=== What this task involves ===
Scan the data below. Pull out each line where "link" occurs.

[Interface dataset entries]
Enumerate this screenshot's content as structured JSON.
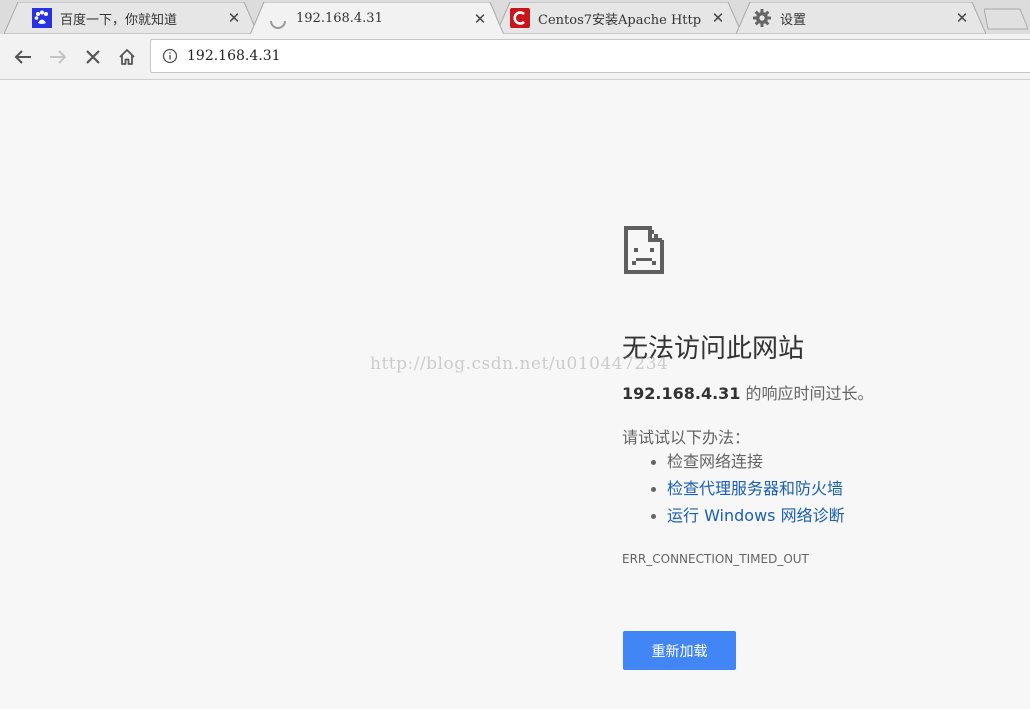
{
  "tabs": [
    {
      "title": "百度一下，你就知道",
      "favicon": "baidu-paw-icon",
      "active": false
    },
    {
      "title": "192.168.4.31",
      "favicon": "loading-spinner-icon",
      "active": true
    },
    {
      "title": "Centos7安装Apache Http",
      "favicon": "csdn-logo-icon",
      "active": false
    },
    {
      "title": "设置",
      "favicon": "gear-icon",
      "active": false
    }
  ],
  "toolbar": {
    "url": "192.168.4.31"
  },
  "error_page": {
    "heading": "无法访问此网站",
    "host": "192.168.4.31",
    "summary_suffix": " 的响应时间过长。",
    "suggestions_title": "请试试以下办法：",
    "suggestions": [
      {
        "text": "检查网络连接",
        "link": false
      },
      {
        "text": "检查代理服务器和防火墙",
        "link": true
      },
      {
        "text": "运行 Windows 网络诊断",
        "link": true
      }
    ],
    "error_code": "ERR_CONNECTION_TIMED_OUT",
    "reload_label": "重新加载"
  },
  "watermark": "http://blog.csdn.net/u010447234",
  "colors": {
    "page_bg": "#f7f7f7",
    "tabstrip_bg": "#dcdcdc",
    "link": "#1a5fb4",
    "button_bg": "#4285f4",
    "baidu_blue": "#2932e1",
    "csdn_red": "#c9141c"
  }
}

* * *

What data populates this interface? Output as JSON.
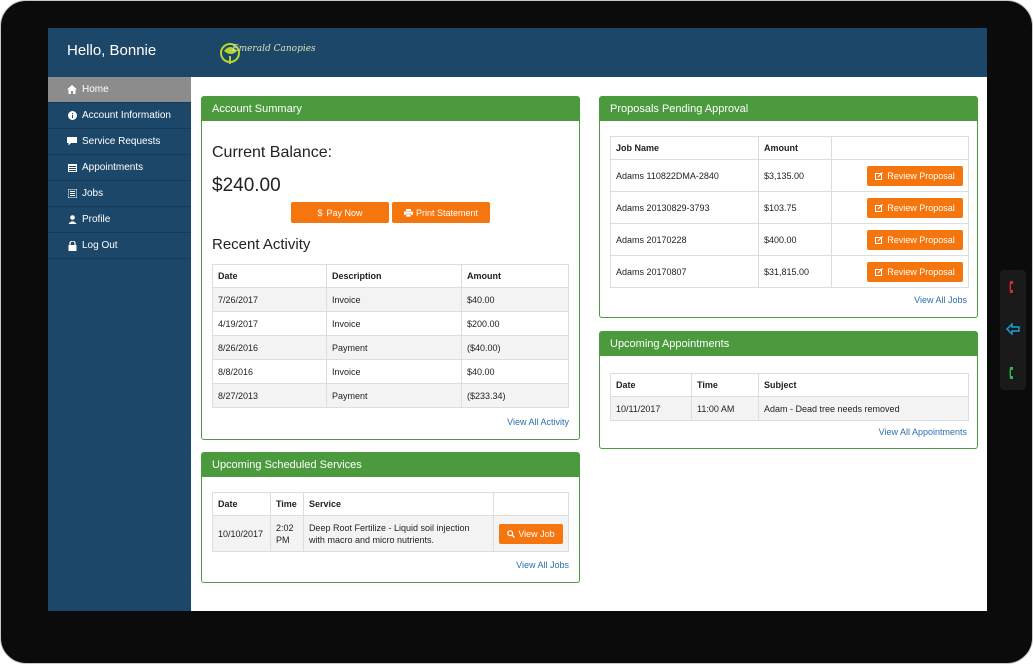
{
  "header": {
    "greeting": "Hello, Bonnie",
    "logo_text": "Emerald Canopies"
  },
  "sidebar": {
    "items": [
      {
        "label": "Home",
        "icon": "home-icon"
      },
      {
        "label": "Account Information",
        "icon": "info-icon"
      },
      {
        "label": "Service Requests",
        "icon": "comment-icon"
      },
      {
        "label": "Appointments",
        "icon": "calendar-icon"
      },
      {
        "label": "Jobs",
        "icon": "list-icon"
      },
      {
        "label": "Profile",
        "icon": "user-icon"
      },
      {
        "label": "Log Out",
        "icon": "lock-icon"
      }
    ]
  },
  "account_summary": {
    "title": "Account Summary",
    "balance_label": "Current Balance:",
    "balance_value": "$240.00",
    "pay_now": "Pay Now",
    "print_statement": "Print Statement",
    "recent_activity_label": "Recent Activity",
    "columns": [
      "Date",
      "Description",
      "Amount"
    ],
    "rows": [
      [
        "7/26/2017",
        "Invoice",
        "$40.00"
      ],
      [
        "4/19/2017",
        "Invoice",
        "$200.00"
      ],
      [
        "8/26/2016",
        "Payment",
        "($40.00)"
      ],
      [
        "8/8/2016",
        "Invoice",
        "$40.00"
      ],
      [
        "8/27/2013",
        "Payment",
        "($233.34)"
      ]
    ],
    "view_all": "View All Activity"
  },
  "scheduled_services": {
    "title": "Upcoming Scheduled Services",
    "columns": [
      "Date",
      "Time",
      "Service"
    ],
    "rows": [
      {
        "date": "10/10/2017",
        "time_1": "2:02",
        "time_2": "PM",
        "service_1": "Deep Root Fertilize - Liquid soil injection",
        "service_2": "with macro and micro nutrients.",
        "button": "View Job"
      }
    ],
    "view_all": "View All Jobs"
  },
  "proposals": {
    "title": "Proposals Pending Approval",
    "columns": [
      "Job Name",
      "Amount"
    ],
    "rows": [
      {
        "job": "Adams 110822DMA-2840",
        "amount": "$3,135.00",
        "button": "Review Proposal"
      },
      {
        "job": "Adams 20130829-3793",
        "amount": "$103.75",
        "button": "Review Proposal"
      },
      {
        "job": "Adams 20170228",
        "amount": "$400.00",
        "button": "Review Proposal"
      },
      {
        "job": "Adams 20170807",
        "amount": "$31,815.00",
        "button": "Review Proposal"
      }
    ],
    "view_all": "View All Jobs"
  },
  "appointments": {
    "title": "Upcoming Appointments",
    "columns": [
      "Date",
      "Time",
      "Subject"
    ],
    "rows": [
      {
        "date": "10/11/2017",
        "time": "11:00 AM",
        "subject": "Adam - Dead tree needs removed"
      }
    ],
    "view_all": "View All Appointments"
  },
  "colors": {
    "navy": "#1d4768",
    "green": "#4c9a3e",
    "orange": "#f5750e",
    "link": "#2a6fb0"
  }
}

=== Result ===
        "link": false
        "link": true
        "link": true
    "link": "#1a5fb4",
    "link": "#2a6fb0"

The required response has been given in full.